For the data below, tally how many lines contain "badge" and answer only with that tally.

[Dataset rows for apps and sites]
+--

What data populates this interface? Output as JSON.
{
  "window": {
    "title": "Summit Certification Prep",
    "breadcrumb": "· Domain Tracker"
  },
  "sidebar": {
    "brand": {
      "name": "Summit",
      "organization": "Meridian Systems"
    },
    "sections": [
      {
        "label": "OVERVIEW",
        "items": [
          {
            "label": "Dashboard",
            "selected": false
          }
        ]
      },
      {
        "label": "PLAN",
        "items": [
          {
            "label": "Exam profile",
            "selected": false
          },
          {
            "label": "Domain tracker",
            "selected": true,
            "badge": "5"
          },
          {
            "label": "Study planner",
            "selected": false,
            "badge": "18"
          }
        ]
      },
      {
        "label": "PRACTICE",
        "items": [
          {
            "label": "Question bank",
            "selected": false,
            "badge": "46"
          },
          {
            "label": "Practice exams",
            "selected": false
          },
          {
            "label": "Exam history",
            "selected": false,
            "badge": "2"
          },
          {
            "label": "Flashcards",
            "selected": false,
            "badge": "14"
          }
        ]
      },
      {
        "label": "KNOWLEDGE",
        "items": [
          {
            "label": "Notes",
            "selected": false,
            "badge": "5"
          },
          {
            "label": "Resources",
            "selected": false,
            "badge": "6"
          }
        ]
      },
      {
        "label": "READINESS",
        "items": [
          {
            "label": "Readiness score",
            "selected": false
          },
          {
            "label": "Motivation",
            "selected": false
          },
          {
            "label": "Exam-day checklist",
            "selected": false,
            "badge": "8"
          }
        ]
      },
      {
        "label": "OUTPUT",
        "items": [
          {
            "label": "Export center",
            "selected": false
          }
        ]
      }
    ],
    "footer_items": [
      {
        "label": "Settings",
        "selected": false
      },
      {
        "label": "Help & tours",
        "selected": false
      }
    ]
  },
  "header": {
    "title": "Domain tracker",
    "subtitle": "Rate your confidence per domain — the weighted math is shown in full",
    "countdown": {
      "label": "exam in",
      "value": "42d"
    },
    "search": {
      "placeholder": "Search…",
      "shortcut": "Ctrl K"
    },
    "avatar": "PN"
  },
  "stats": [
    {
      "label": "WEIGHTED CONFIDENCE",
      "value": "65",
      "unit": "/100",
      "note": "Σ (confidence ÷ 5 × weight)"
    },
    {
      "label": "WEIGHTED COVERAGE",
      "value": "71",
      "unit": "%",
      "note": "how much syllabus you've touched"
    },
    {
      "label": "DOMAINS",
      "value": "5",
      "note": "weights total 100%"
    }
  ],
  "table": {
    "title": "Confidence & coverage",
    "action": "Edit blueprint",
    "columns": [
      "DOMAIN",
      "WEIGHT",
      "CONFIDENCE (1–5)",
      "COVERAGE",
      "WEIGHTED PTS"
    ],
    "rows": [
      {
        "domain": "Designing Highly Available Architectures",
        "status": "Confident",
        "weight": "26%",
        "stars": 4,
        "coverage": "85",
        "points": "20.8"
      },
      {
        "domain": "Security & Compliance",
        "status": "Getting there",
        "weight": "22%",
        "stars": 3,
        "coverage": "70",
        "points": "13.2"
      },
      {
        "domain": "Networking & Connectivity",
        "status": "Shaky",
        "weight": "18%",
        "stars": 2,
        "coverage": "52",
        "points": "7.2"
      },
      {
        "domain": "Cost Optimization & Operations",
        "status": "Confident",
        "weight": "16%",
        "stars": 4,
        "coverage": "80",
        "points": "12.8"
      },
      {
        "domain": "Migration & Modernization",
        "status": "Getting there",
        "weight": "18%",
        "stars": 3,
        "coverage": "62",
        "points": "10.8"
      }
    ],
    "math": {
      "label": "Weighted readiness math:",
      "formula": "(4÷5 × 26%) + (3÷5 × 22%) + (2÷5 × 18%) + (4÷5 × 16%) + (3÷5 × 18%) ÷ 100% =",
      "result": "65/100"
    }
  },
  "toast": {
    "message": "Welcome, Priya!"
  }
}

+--

> _Answer for this exercise_
8